It's embarrassing for them. Worse, it's embarrassing for Colorado Springs. And their homophobia or is it simply political posturing? brings us all down.
Just ask the Economic Development Corporation, whose job it is to generate business and jobs. Or the Chamber of Commerce, which works very hard to maintain the city's image as a magnificent place to live and visit. Or the Pikes Peak Library District, or the Care and Share Food Bank, or Urban Peak, or the countless other nonprofits that have received financial support for important programs from the Gay & Lesbian Fund for Colorado.
Heck, you can even ask U.S. Rep. Doug Lamborn, who represents the 5th Congressional District, which includes Colorado Springs. Along with the Chamber of Commerce, EDC and Gay & Lesbian Fund, the 5th District is listed as just one among a vast array of members of the Colorado Springs Diversity Forum. The group formed in 2005 in large part to combat Colorado Springs' widespread reputation of being a bastion of intolerance for which we can give thanks to "leaders" like Radford and Glenn.
Even the city government that Radford and Glenn help oversee as well as its hospital and utility are members of the Colorado Springs Diversity Forum.
On Aug. 18, the organization is sponsoring a festival to embrace and celebrate the city's diversity. As Councilman Jerry Heimlicher points out, this includes everyone. He rattles off just a few examples: veterans, people with disabilities, young and old, rich and poor, African-Americans, Korean-Americans, Mexican-Americans, Caucasians, gays, lesbians, straight people, religious people, atheists. Everyone.
"This is an attempt to show ourselves and the rest of the world that we do welcome everybody that we're all different, but we all love this community," Heimlicher says.
The sponsors envision everything from dancing to ethnic food at the festival, which will take place downtown. Last week they asked if the city would be a sponsor for the event, waiving fees for the police and use of city facilities.
"My attitude is, if this is the community celebrating ourselves and how we get along, what better than to have the city sponsor it?" Heimlicher asks.

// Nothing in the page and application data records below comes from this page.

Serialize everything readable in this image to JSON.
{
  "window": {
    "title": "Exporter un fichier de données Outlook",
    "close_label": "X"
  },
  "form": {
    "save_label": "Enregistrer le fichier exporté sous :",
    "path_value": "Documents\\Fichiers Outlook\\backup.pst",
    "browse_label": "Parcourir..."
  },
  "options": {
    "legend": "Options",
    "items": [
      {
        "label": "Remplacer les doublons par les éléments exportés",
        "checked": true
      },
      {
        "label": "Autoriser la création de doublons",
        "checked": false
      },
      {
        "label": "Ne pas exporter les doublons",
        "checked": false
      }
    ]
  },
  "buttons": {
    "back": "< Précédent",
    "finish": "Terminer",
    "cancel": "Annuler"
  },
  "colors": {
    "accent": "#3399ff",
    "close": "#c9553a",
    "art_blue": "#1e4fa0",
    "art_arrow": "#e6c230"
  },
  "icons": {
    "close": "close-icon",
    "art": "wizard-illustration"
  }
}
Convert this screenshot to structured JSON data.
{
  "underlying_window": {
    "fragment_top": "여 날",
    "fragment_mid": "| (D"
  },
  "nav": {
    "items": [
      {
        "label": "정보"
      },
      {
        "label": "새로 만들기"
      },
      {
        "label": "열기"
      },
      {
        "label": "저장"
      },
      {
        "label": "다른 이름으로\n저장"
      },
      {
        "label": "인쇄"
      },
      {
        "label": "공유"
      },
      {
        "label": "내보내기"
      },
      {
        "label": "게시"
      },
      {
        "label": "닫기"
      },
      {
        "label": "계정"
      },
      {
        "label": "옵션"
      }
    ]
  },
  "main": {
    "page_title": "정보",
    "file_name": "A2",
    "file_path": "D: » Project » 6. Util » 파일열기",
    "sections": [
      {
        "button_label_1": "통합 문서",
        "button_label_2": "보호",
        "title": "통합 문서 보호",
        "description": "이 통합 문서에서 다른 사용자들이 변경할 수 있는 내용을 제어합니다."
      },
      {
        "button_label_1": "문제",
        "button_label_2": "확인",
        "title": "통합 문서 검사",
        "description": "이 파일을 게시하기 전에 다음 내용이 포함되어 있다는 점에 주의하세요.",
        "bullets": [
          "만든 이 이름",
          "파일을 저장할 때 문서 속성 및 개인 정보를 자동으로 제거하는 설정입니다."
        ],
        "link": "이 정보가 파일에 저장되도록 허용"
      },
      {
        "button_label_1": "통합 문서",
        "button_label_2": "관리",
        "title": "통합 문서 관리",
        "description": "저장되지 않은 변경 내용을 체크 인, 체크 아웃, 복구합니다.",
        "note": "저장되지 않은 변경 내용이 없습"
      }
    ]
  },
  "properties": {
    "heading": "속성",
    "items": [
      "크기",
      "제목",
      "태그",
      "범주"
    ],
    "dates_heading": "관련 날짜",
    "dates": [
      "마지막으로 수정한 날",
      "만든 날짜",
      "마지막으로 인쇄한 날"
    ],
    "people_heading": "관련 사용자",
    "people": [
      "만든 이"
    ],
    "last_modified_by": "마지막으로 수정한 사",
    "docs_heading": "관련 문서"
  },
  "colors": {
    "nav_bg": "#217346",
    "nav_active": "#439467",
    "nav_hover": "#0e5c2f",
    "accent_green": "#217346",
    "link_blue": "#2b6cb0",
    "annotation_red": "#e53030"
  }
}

By contrast, this is Radford's attitude: "When a large portion of this community does not support gay and lesbian viewpoints, I don't see us putting tax dollars into supporting that direction."
Say what? During the Council meeting, Radford and Glenn prattled on with some concern or was it just shameless pandering to the hard-core right? that gays and lesbians might mar the festival with political messages. The Gay & Lesbian Fund might have a booth and hand out some pamphlets.
Radford and Glenn's comments and their stance that some members of this city should be excluded from a festival designed to celebrate everyone in the community infuriated Heimlicher. But they didn't surprise him.
"This is just nonsense," Heimlicher says. "Margaret [Radford] was saying, in effect, "How dare we spend tax money on gays and lesbians?' Well, we don't have a policy that when people call 911, we ask them, "Are you gay? Because if you are, we won't come out.' I mean, this is how ridiculous this has become."
This isn't the first time Glenn and Radford have tried to quarantine gays. Radford, who routinely utters things like, "I live my traditional family values every day," often brags about voting several years ago to eliminate the city's domestic-partner health benefits plan. Last year, Glenn attempted unsuccessfully to install a so-called Strategic Plan and Cultural Diversity Advisory Board that excluded gays and lesbians. (The irony was lost on him entirely.)
These two ambitious politicians certainly have a right to their opinions, absurd as they are. But this city and the people who love it shouldn't have to suffer continued ridicule because of them. Just days before Council's expected April 24 vote, Heimlicher makes an excellent point:
"It's time we come out of the Stone Age. [Gays and lesbians] live here and have rights like everyone else. They're citizens of this community."